Last updated October 11, 2022
– iPods on average have depreciated by 89% since Launch – so now could be a good time to sell
– iPod Touch 7th Gen 256GB has the best resale value. Users can still get $100 for this iPod in good condition
– Average Resale value of iPods has remained fairly static over the last 6 months. There has been marginal average recovery (+3%) in resale value since Apple’s announcement to discontinue the iPod
Apple recently announced (Tuesday, May 10, 2022) that they were removing the nostalgic iPod from their range after 20 years. This has caused a lot of noise about whether this was the right move from Team Apple, as iPod fans reflect fondly about their iPods. There have also been reports that iPods have been sold on Ebay and other marketplaces for hundreds if not thousands of dollars, but experts do not expect this to last for too much longer. So are iPods actually worth hanging onto as ‘collectors items’ or is it best to cash out now?
SellCell is in the perfect position to give a measured view on this, regularly comparing the resale prices of 40+ tech buyers. SellCell have analyzed the prices of leading iPod buyers to determine their current resale value and if this has moved since Apple’s announcement to discontinue the iPod.
So, was it the correct decision by Apple to exit from the product? If we are looking purely at resale value from a wide array of iPod buyers, then the answer is probably yes!

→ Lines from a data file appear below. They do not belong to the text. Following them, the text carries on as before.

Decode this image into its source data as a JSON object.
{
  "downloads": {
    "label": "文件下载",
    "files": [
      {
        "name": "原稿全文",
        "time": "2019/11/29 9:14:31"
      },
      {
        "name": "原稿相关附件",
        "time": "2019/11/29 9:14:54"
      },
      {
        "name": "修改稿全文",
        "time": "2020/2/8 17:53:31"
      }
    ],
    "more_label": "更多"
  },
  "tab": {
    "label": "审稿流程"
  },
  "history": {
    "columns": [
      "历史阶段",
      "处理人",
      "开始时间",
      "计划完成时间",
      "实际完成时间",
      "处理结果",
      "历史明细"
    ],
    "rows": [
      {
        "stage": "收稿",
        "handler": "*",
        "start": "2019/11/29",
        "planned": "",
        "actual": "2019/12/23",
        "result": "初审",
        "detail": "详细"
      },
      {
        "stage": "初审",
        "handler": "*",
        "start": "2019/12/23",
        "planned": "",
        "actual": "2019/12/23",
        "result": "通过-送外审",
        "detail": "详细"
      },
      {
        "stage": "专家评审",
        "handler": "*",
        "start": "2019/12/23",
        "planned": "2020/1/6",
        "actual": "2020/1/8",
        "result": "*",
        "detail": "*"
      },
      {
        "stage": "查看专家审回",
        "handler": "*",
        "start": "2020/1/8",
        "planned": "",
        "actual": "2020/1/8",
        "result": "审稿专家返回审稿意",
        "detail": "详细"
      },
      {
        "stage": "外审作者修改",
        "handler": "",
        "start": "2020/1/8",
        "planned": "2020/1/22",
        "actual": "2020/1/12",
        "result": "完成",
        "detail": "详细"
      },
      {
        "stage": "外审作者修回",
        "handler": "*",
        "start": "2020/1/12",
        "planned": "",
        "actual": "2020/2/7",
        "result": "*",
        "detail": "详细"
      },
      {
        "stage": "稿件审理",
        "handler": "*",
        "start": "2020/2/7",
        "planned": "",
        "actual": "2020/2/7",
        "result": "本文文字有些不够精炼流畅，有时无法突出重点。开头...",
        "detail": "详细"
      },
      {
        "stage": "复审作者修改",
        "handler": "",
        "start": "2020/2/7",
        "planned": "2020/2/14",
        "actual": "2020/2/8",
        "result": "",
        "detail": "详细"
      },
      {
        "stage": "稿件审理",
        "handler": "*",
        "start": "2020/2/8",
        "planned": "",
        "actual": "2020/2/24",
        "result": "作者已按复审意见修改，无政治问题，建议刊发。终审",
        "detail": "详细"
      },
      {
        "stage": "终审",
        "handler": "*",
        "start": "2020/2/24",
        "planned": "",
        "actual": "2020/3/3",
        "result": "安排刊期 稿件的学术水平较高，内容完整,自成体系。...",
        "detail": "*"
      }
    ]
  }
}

Let’s dig into the data….
- iPods on average have depreciated by 89% since launch. This is, however, incredibly slow depreciation considering some of the iPods are 20 years old. Depreciation ranges from 98% (2003 range) to 71% for newer 2019 iPods
- iPod Touch 7th Gen 256GB has the best resale value. Users can still get $100 for this iPod in good condition
- Newer iPods still retain a fairly good resale value, with the iPod Touch 7th Gen 128GB still worth $70 (good condition), iPod Touch 7th Gen 256GB still worth $100 (good condition) and the iPod Touch 6th Gen 128GB worth $60 (good condition)
- Average Resale value has remained fairly static over the last 6 months. There has been a small, marginal recovery in resale value since Apple made its announcement to discontinue the iPod on 10th May of circa 3%. This is based on the tracked prices of a selection of iPods showing an average depreciation rate of 86.3% on 1st May 22 to 83.4% on 16th May 22
- Average value you can get for your old iPod is $28, but this ranges from $5 – $100 for newer iPods
- Sadly, early iPod Classics are now only worth $5 – $32. The iPod Classic 7th Gen 160GB is still worth a respectable $61 in good condition
SellCell reviewed internal iPod value data across a wide range of iPods from 2002. Above, you can see the data for all models within those ranges.
It is clear to see that older iPods have depreciated heavily, circa 90% plus. In Apple’s defence this is to be expected for a 20 year old product. The fact that they are still holding any value is impressive and falls in line with the slow depreciation rate of Apple products vs other manufacturer phone brands. For newer iPods there is a good gain to be had in selling an old iPod with values of $40 – $100 still on the table.
The iPod Touch 7th Gen 256GB is still worth a very respectable $100 with a depreciation rate of 74.9%. The 32GB version is worth $57 with the lowest depreciation rate of all iPods at 71.4% (in good condition)
Average Depreciation Across Ranges
The charts above take a sample of iPod models and tracks their pricing over the past 6 months. The data illustrates that resale value across these iPods has remained fairly static over the last 6 months. There is some positive news in that there has been a slight uptick in value recovery in the days since Apple has announced that the iPod will be discontinued. Notably, the iPod Nano 7th Gen 16GB has seen value recovery of 13.4% since Apple’s announcement and the iPod Touch 5th Gen 16GB a value increase of 3.1%. The news has clearly caused some buyers to increase the value of some of the iPod lines. Overall the value appreciation across some key lines is just under 3% (2.9%) Good news but nothing major to line your pockets. There may be some further improvement over time.
To Sell or Not To Sell is the Question?
Pricing research indicates that over a long period of time iPods are likely to have less and less value, so if you need an extra $50 in your back pocket now is the time to sell your iPod. The good news is that over the next few weeks there may be a small increase in the resale values of some iPods following Apple’s announcement, so there is not a blind rush to make any decision to keep or sell. As there isn’t a huge amount of money ‘for the taking’ across the board, it may be a personal decision to hold onto your iPod and continue to use it as a second device, gift to your child as a music player or just keep hold of it for nostaligic reasons. SellCell predicts that depreciation, as with all Apple products, will continue to be quite slow and there may be a small increase in the resale value over the next few weeks, but not a lot!
SellCell analysed pricing data for iPod ranges from leading independent US iPod Buyers, considering the trade-in value from a wide range of models in “good” condition, to determine the value depreciation of the handsets from launch to 16/05/22.